(Timing is a critical issue here: the Times story yesterday include this paragraph: "Earlier this month, in a letter to the I.A.E.A. in Vienna, a senior official from Iraq's Ministry of Science and Technology wrote that the stockpile disappeared after early April 2003 because of '"the theft and looting of the governmental installations due to lack of security."'" (emphasis ours).
The NBC story does not exonerate the president, but it does add context that rebuts, at least to some extent, the most hyperbolic charges that we heard yesterday.
Perhaps the Bush Administration can be faulted for not pre-securing the site, and there is ample evidence that they were warned about it and the dangerous explosives. But that's a different and less meaty charge than what the story sounded like across America — that they knew about the site and failed to secure it after the war.
And unless one knows for sure the timing of the removal, one can't say for sure either way how seriously this should be treated substantively or politically.

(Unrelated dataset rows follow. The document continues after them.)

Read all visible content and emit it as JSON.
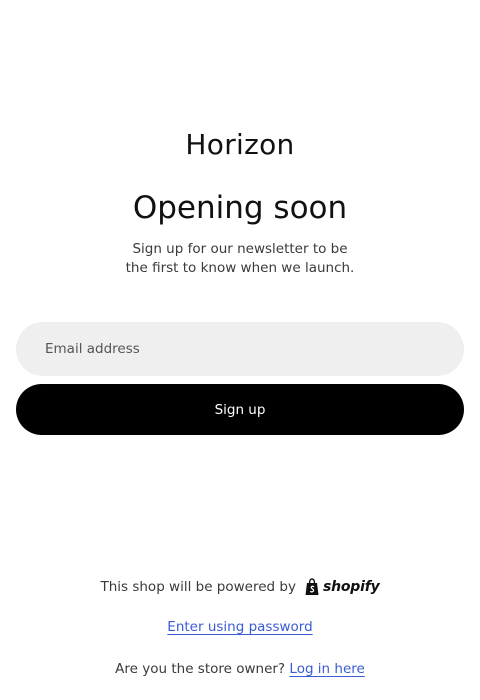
{
  "store": {
    "name": "Horizon"
  },
  "hero": {
    "headline": "Opening soon",
    "subtext_line1": "Sign up for our newsletter to be",
    "subtext_line2": "the first to know when we launch."
  },
  "newsletter": {
    "email_placeholder": "Email address",
    "email_value": "",
    "signup_label": "Sign up"
  },
  "footer": {
    "powered_by_text": "This shop will be powered by",
    "shopify_logo_text": "shopify",
    "shopify_logo_icon": "shopify-bag-icon",
    "password_link_label": "Enter using password",
    "owner_prompt": "Are you the store owner?",
    "login_link_label": "Log in here"
  },
  "colors": {
    "background": "#ffffff",
    "field_background": "#efefef",
    "button_background": "#000000",
    "button_text": "#ffffff",
    "link": "#3b5bd6"
  }
}
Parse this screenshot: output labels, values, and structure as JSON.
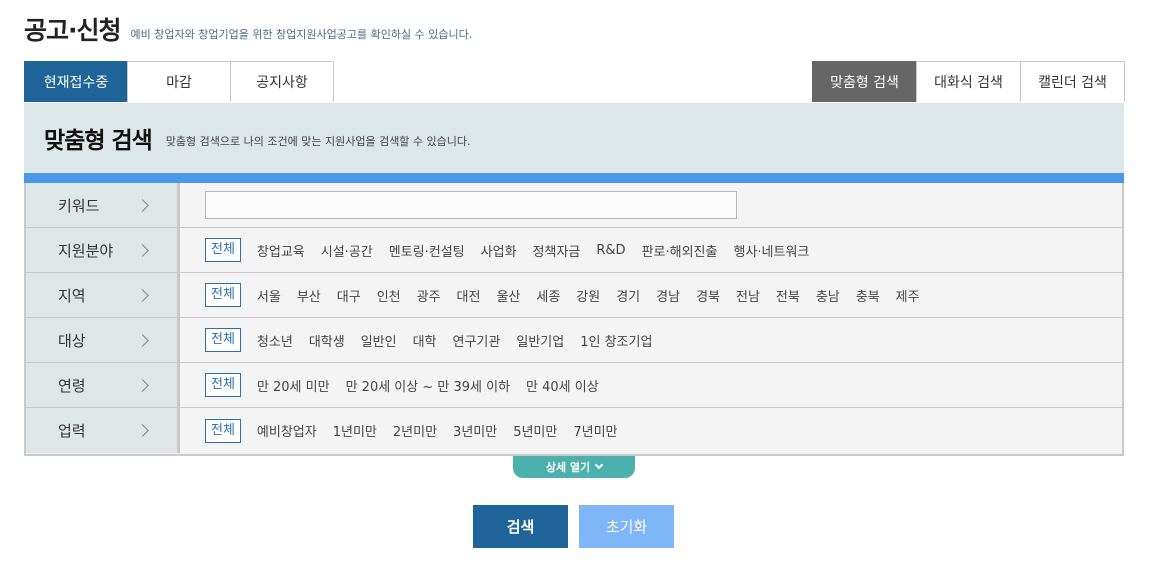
{
  "header": {
    "title": "공고·신청",
    "description": "예비 창업자와 창업기업을 위한 창업지원사업공고를 확인하실 수 있습니다."
  },
  "tabs_left": [
    "현재접수중",
    "마감",
    "공지사항"
  ],
  "tabs_right": [
    "맞춤형 검색",
    "대화식 검색",
    "캘린더 검색"
  ],
  "search_panel": {
    "title": "맞춤형 검색",
    "description": "맞춤형 검색으로 나의 조건에 맞는 지원사업을 검색할 수 있습니다."
  },
  "filters": {
    "keyword": {
      "label": "키워드",
      "value": ""
    },
    "field": {
      "label": "지원분야",
      "options": [
        "전체",
        "창업교육",
        "시설·공간",
        "멘토링·컨설팅",
        "사업화",
        "정책자금",
        "R&D",
        "판로·해외진출",
        "행사·네트워크"
      ]
    },
    "region": {
      "label": "지역",
      "options": [
        "전체",
        "서울",
        "부산",
        "대구",
        "인천",
        "광주",
        "대전",
        "울산",
        "세종",
        "강원",
        "경기",
        "경남",
        "경북",
        "전남",
        "전북",
        "충남",
        "충북",
        "제주"
      ]
    },
    "target": {
      "label": "대상",
      "options": [
        "전체",
        "청소년",
        "대학생",
        "일반인",
        "대학",
        "연구기관",
        "일반기업",
        "1인 창조기업"
      ]
    },
    "age": {
      "label": "연령",
      "options": [
        "전체",
        "만 20세 미만",
        "만 20세 이상 ~ 만 39세 이하",
        "만 40세 이상"
      ]
    },
    "career": {
      "label": "업력",
      "options": [
        "전체",
        "예비창업자",
        "1년미만",
        "2년미만",
        "3년미만",
        "5년미만",
        "7년미만"
      ]
    }
  },
  "detail_toggle": "상세 열기",
  "buttons": {
    "search": "검색",
    "reset": "초기화"
  },
  "colors": {
    "primary": "#1f6498",
    "accent_bar": "#4a98e8",
    "toggle": "#4cb1ad",
    "reset": "#7fb6f7",
    "active_right_tab": "#666666"
  }
}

There is no hard evidence yet that the missing Al Qaqaa explosives are being used to kill U.S. troops or that the troops are less safe because of what the administration did or didn't do to secure this material.
For their part, the Kerry campaign defended the Times story by suggesting the Bush Administration is distorting the words of journalists.
We're not sure how this plays out, but the point is: one news cycle of the eight left was partially dominated by this story. There is still time to set the record straight.
The reporter who co-wrote the original story, David Sanger, today writes of the political heat his words stirred up:
"In several sessions with reporters, the White House spokesman, Scott McClellan, alternately insisted that Mr. Bush 'wants to make sure that we get to the bottom of this' and tried to distance the president from knowledge of the issue, saying Mr. Bush was informed of the disappearance only within the last 10 days. White House officials said they could not explain why warnings from the international agency in May 2003 about the stockpile's vulnerability to looting never resulted in action. At one point, Mr. McClellan pointed out that 'there were a number of priorities at the end of Operation Iraqi Freedom.'" LINK